is well recognized in the service that men possessed of these special qualifications are fully deserving of this additional pay and are worth it to the Government.
The increase in the pay of the chief clerk of the Signal Corps is recommended on account of the added responsibilities of the position, due to the increased technical duties of the Signal Corps, and which require an intimate knowledge of the various and special lines of work of the corps. During the past few years increases have been made in all but one of the other positions of this grade in the War Department. In addition to the regular duties of a chief clerk, this official also serves as an assistant to the Chief Signal Officer. All of which is very respectfully submitted.
GEORGE P. SCRIVEN,
Chief Signal Officer of the Army. The SECRETARY OF WAR.

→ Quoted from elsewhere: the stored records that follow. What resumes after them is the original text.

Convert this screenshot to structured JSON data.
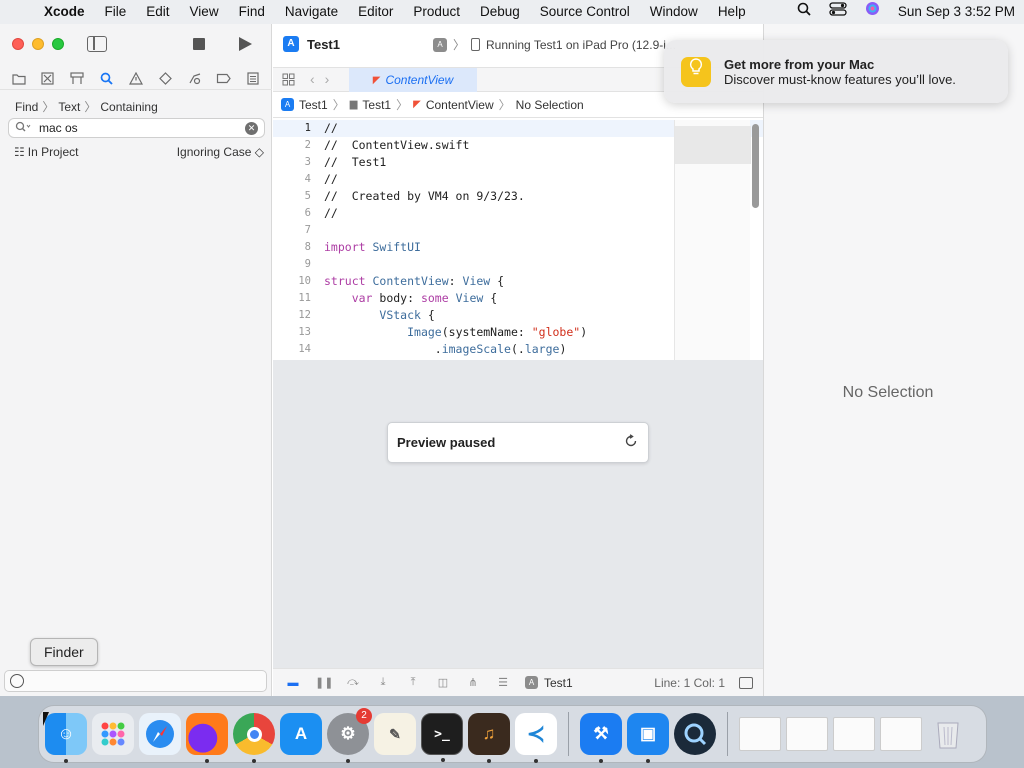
{
  "menubar": {
    "apple": "",
    "app": "Xcode",
    "items": [
      "File",
      "Edit",
      "View",
      "Find",
      "Navigate",
      "Editor",
      "Product",
      "Debug",
      "Source Control",
      "Window",
      "Help"
    ],
    "clock": "Sun Sep 3  3:52 PM"
  },
  "toolbar": {
    "project": "Test1",
    "run_status": "Running Test1 on iPad Pro (12.9-i..."
  },
  "navigator": {
    "crumbs": [
      "Find",
      "Text",
      "Containing"
    ],
    "search_value": "mac os",
    "scope": "In Project",
    "case": "Ignoring Case ◇"
  },
  "tab": {
    "label": "ContentView"
  },
  "jumpbar": [
    "Test1",
    "Test1",
    "ContentView",
    "No Selection"
  ],
  "code_lines": [
    "//",
    "//  ContentView.swift",
    "//  Test1",
    "//",
    "//  Created by VM4 on 9/3/23.",
    "//",
    "",
    "import SwiftUI",
    "",
    "struct ContentView: View {",
    "    var body: some View {",
    "        VStack {",
    "            Image(systemName: \"globe\")",
    "                .imageScale(.large)"
  ],
  "preview": {
    "status": "Preview paused"
  },
  "editor_bottom": {
    "scheme": "Test1",
    "position": "Line: 1  Col: 1"
  },
  "inspector": {
    "empty": "No Selection"
  },
  "notification": {
    "title": "Get more from your Mac",
    "body": "Discover must-know features you’ll love."
  },
  "tooltip": "Finder",
  "dock": {
    "settings_badge": "2",
    "apps": [
      "Finder",
      "Launchpad",
      "Safari",
      "Firefox",
      "Chrome",
      "App Store",
      "System Settings",
      "TextEdit",
      "Terminal",
      "GarageBand",
      "VS Code",
      "Xcode",
      "Simulator",
      "QuickTime Player"
    ]
  },
  "colors": {
    "accent": "#1b6ff2",
    "keyword": "#ad3da4",
    "string": "#d12f1b",
    "comment": "#707f8c"
  }
}
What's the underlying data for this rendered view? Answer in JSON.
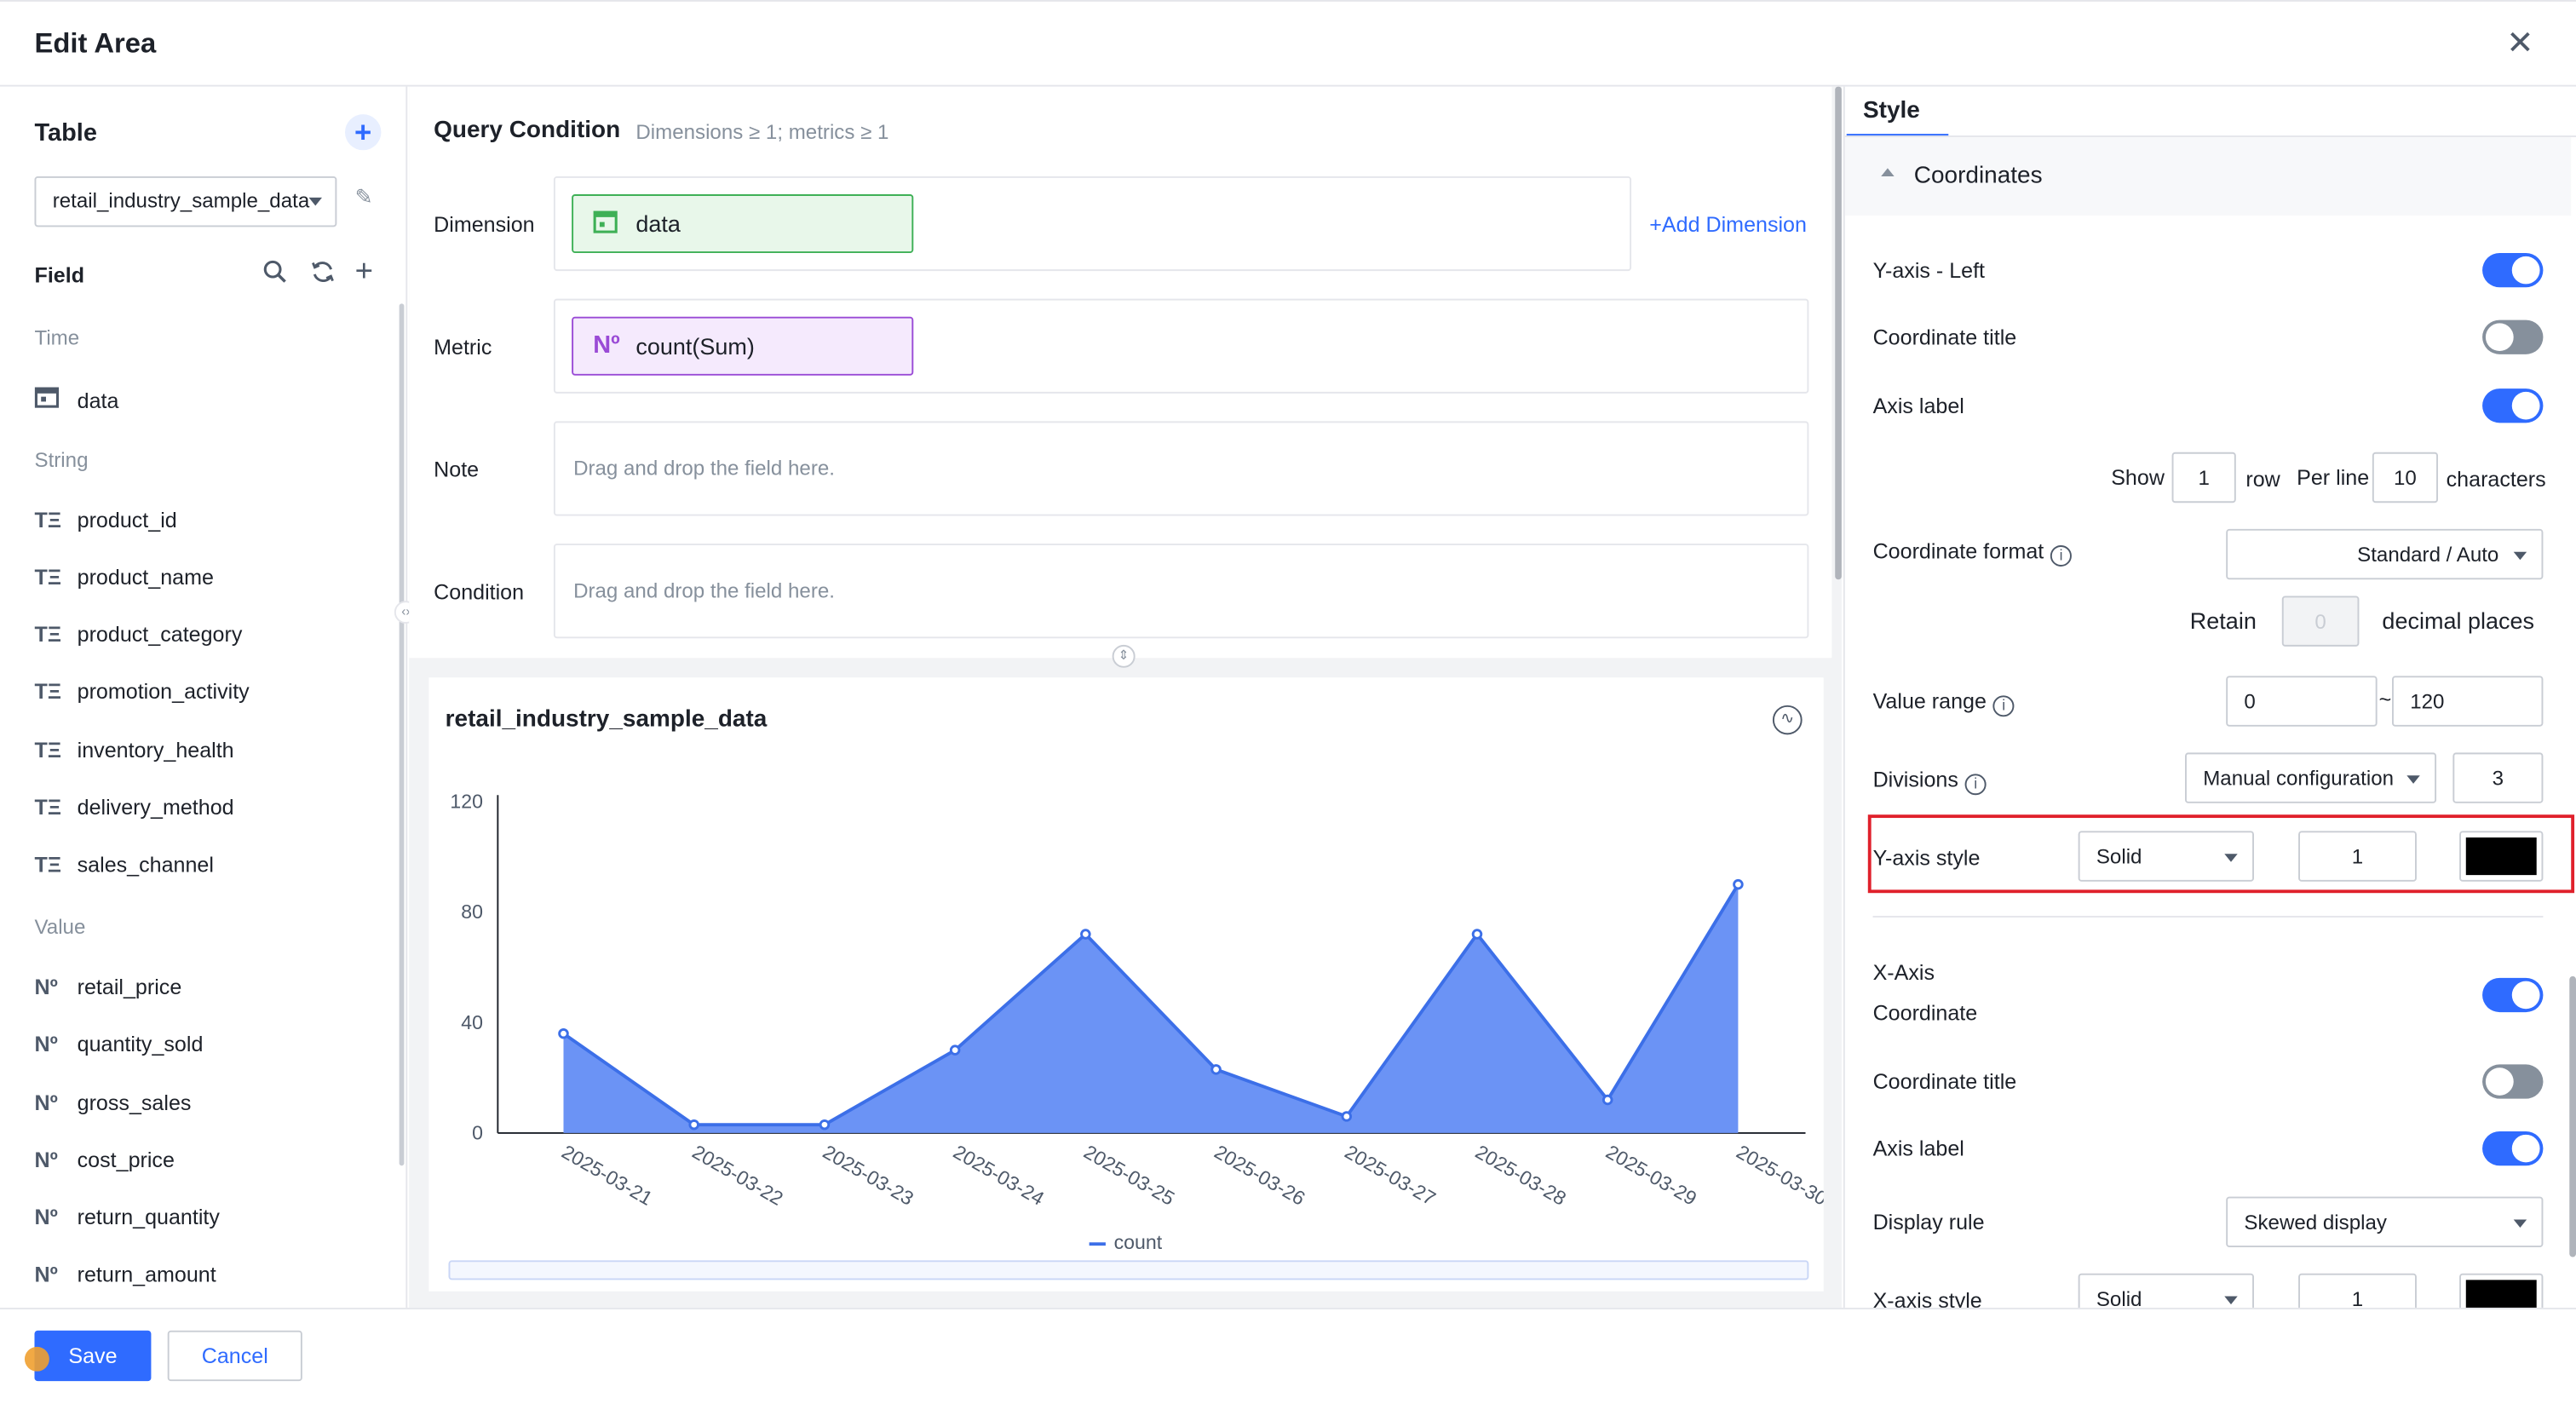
{
  "dialog": {
    "title": "Edit Area",
    "close_glyph": "✕"
  },
  "left_panel": {
    "table_title": "Table",
    "table_select_value": "retail_industry_sample_data",
    "field_title": "Field",
    "groups": {
      "time": "Time",
      "string": "String",
      "value": "Value"
    },
    "time_fields": [
      "data"
    ],
    "string_fields": [
      "product_id",
      "product_name",
      "product_category",
      "promotion_activity",
      "inventory_health",
      "delivery_method",
      "sales_channel"
    ],
    "value_fields": [
      "retail_price",
      "quantity_sold",
      "gross_sales",
      "cost_price",
      "return_quantity",
      "return_amount"
    ],
    "string_icon": "TΞ",
    "value_icon": "Nº"
  },
  "query": {
    "title": "Query Condition",
    "subtitle": "Dimensions ≥ 1; metrics ≥ 1",
    "dimension_label": "Dimension",
    "dimension_chip": "data",
    "add_dimension": "Add Dimension",
    "metric_label": "Metric",
    "metric_chip": "count(Sum)",
    "note_label": "Note",
    "condition_label": "Condition",
    "drop_placeholder": "Drag and drop the field here."
  },
  "chart_card": {
    "title": "retail_industry_sample_data"
  },
  "chart_data": {
    "type": "area",
    "title": "retail_industry_sample_data",
    "categories": [
      "2025-03-21",
      "2025-03-22",
      "2025-03-23",
      "2025-03-24",
      "2025-03-25",
      "2025-03-26",
      "2025-03-27",
      "2025-03-28",
      "2025-03-29",
      "2025-03-30"
    ],
    "series": [
      {
        "name": "count",
        "values": [
          36,
          3,
          3,
          30,
          72,
          23,
          6,
          72,
          12,
          90
        ],
        "color": "#3c6fe8"
      }
    ],
    "y_ticks": [
      "0",
      "40",
      "80",
      "120"
    ],
    "ylim": [
      0,
      120
    ],
    "legend": "bottom-center",
    "grid": false
  },
  "style_panel": {
    "tab": "Style",
    "section": "Coordinates",
    "y_axis_left": "Y-axis - Left",
    "coordinate_title": "Coordinate title",
    "axis_label": "Axis label",
    "show": "Show",
    "show_rows": "1",
    "row": "row",
    "per_line": "Per line",
    "per_line_chars": "10",
    "characters": "characters",
    "coordinate_format": "Coordinate format",
    "coordinate_format_value": "Standard / Auto",
    "retain": "Retain",
    "retain_value": "0",
    "decimal_places": "decimal places",
    "value_range": "Value range",
    "range_min": "0",
    "range_sep": "~",
    "range_max": "120",
    "divisions": "Divisions",
    "divisions_mode": "Manual configuration",
    "divisions_count": "3",
    "y_axis_style": "Y-axis style",
    "y_line_style": "Solid",
    "y_line_width": "1",
    "y_line_color": "#000000",
    "x_axis_line1": "X-Axis",
    "x_axis_line2": "Coordinate",
    "x_coordinate_title": "Coordinate title",
    "x_axis_label": "Axis label",
    "display_rule": "Display rule",
    "display_rule_value": "Skewed display",
    "x_axis_style": "X-axis style",
    "x_line_style": "Solid",
    "x_line_width": "1",
    "x_line_color": "#000000",
    "toggles": {
      "y_axis_left": true,
      "coordinate_title": false,
      "axis_label": true,
      "x_axis": true,
      "x_coordinate_title": false,
      "x_axis_label": true
    }
  },
  "footer": {
    "save": "Save",
    "cancel": "Cancel"
  }
}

REPORT OF THE CHIEF OF COAST ARTILLERY.
COAST ARTILLERY DIVISION,
Washington, October 2, 1915. SIR:
I have the honor to submit herewith my annual report as Chief of Coast Artillery.
The European war has confirmed in a remarkable way the value of coast fortifications. All that has ever been claimed in the way of
coast fortifications being able successfully to resist the attack of warships in an attempt to run by has been and is being demonstrated at the Dardanelles. Beyond question, it there has been established that gunfire ashore is more than an equal match for gunfire afloat. Similarly, the fortifications protecting the German coast on the North and Baltic Seas have served to protect the German Navy from the overpowering English fleet. Also, the improvised coast defenses constructed by the Germans along the Belgian coast immediately after the occupation of that country by them have proved their effectiveness in holding off the British warships. Hereafter, the ability of coast fortifications to protect coast cities and anchorages from bombardment, and to prevent an enemy's naval forces from running past fortifications in restricted waters, can not be doubted.
The Congress of the United States has appropriated $175,000,000 in the installation of our present system of coast defenses. All approved projects as recommended by the Endicott and the National Coast Defense Boards are now practically completed. While certain additional fortifications are planned, and certain modifications of old projects now seem advisable, and while some old batteries may now be abandoned as a result of the evolution of conditions of naval attack during the past 20 years, it may be said, in so far as matériel is concerned, that the United States possesses to-day the most formidable system of coast defenses in the world.
Unfortunately, however, in connection with the installation of this coast defense equipment, there has been no parallel attempt by legislation to provide for manning it, and until such provision be made, our coast defenses can not be considered as adequate.
In 1908 the Secretary of War approved a policy as to the personnel needed for the fortifications, which contemplated that all of the guns, mortars, and mines of the over-sea defenses and all mines of continental United States should be manned by Regular Coast Artillery troops, and that one-half of the guns and mortars in continental United States should, if practicable, be manned by the Coast Artillery of the militia forces of the seaboard States. This has since been the basis of all presentations of Coast Artillery personnel questions. Eliminating certain batteries declared obsolete by the War Department Board of Review, this policy requires the following numbers of officers and enlisted men of the Regular forces and the State forces to provide a minimum manning body for the defenses which have been constructed or for which appropriations have been made by Congress:
Defenses constructed and appropriated for.
Regular Coast Artillery required for all mines, guns, and mortars in canal and insular
ports.. Regular Coast Artillery required for all mines and for one-half of the guns and mortars
in the United States.
Total Regular Coast Artillery required...
Grand total, Regulars and militia required.....